*** Input data Section Begins ***

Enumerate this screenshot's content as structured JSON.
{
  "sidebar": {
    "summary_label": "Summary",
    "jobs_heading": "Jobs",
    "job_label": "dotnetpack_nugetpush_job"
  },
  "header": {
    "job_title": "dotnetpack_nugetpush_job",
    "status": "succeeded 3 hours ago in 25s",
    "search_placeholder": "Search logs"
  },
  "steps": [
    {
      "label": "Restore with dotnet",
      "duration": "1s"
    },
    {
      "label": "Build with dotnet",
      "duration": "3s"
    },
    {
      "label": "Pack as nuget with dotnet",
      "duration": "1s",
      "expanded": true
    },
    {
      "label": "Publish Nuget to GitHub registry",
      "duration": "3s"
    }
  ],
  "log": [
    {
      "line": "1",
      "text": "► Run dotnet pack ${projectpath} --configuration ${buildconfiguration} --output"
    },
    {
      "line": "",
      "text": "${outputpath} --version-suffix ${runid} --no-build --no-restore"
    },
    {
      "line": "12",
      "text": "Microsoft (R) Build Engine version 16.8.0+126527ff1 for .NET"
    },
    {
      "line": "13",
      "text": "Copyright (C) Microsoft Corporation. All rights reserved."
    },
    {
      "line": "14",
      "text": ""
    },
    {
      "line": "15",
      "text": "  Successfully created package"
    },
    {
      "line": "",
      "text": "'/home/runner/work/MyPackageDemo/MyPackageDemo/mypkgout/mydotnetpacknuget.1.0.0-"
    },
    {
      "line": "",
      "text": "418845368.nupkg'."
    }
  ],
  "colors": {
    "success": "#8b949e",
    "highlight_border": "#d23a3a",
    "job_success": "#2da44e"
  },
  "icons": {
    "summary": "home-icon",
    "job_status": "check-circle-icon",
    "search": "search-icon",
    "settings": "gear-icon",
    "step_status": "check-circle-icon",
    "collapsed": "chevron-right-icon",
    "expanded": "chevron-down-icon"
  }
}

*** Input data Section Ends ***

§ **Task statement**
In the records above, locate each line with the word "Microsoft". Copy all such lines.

§ **Answer**
      "text": "Microsoft (R) Build Engine version 16.8.0+126527ff1 for .NET"
      "text": "Copyright (C) Microsoft Corporation. All rights reserved."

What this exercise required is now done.